Estimates prepared by the Esterly Schneider Associates architectural and planning firm place the cost of the MRI addition at $430,000, hospital renovation costs at $500,000, infrastructure improvements at $517,000 and projects already under contract—acute care window replacement and central bath renovation—at $383,100 for a total of $1,830,100.
Lucas also told the board that Alexander Construction began the central bath project Sept. 16. Alexander is making good progress and keeping the construction mess contained, he said.
In her monthly summary of operations, Monica Stogsdill, chief financial officer, reported another good month in August with 116 inpatient admissions, up from 97 a year ago, and 434 inpatient census days, compared to 273 in August last year. The acute care occupancy rate was at 56 percent in August, up 21 percentage points from last August.
Outpatient registrations were at 1,912, compared to 1,648 a year ago, with 393 home health visits, up from 298 in August last year. Emergency room visits totaled 826, unchanged from a year ago, but 92 of those patients were admitted and only 44 transferred to other facilities, compared to 68 transferred and 64 admitted a year ago, her report stated.
Total patient revenue totaled $5.49 million in August, with a gain after expenses of $162,254. Payrolls for the month totaled $972,910.
Lucas also announced a new billboard has been installed across from Walmart promoting the hospital’s new Level IV STEMI Center designation and its Level IV stroke designation achieved in 2016. Another new billboard promotes SMDH Family Medicine.
Board president Dennis Fiebelman questioned whether many people in the area knew what STEMI means. STEMI stands for ST Elevation Myocardial Infarction, a serious type of heart attack involving a blocked major artery.
Chief nursing officer Debbie Hines said Jason Mayberry, ER director, is going to all the county schools to educate fifth graders on medical topics, with one day devoted to STEMI, what it means and how to recognize it, and another day devoted to strokes. SMDH has also done some advertising and made presentations at Southwest Baptist University on the topic, she said.
In other business, the board:
• Approved the purchase of IT new storage replacement, a Unity 300 unit with a 700 GB flash drive and 4 terabyte disk, from Dell for $15,932.
• Approved the purchase of a bathtub lift replacement, an Apollo Advantage bathing system, for long term care for $19,324 from Apollo Corp.

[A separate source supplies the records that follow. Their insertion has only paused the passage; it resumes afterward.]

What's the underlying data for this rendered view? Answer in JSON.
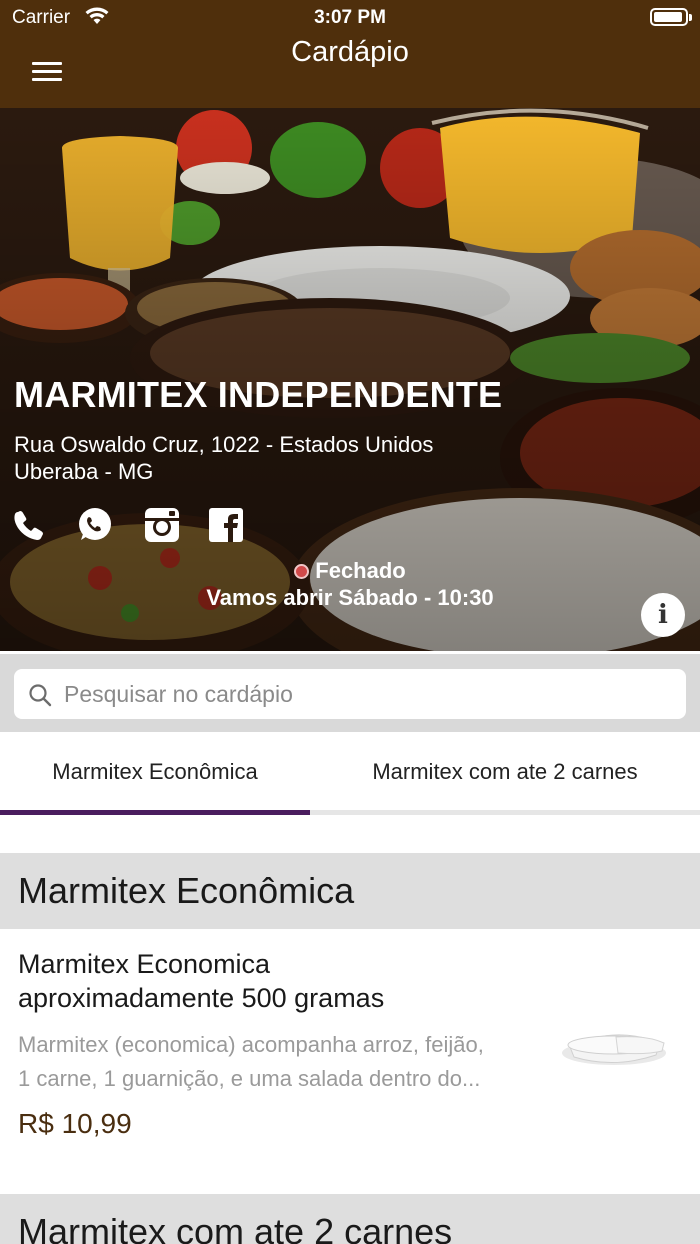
{
  "status_bar": {
    "carrier": "Carrier",
    "time": "3:07 PM"
  },
  "nav": {
    "title": "Cardápio",
    "menu_icon": "hamburger-menu-icon"
  },
  "restaurant": {
    "name": "MARMITEX INDEPENDENTE",
    "address_line1": "Rua Oswaldo Cruz, 1022 - Estados Unidos",
    "address_line2": "Uberaba - MG",
    "status": "Fechado",
    "opening": "Vamos abrir Sábado - 10:30",
    "status_color": "#d14a4a",
    "social_icons": [
      "phone-icon",
      "whatsapp-icon",
      "instagram-icon",
      "facebook-icon"
    ],
    "info_label": "i"
  },
  "search": {
    "placeholder": "Pesquisar no cardápio",
    "value": ""
  },
  "tabs": [
    {
      "label": "Marmitex Econômica",
      "active": true
    },
    {
      "label": "Marmitex com ate 2 carnes",
      "active": false
    }
  ],
  "sections": [
    {
      "title": "Marmitex Econômica",
      "items": [
        {
          "title_line1": "Marmitex Economica",
          "title_line2": "aproximadamente 500 gramas",
          "desc_line1": "Marmitex (economica) acompanha arroz, feijão,",
          "desc_line2": "1 carne, 1 guarnição, e uma salada dentro do...",
          "price": "R$ 10,99"
        }
      ]
    },
    {
      "title": "Marmitex com ate 2 carnes"
    }
  ],
  "colors": {
    "header_bg": "#4f2f0c",
    "tab_indicator": "#4a1d5e",
    "price": "#4a2e10"
  }
}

• Approved entering into a 36-month contract with Home Health EHR Software for billing software for an initial cost of $18,000 and monthly payments of $2,119. There is also a $10,500 implementation fee and $7,500 for iPads used for tracking home health visits.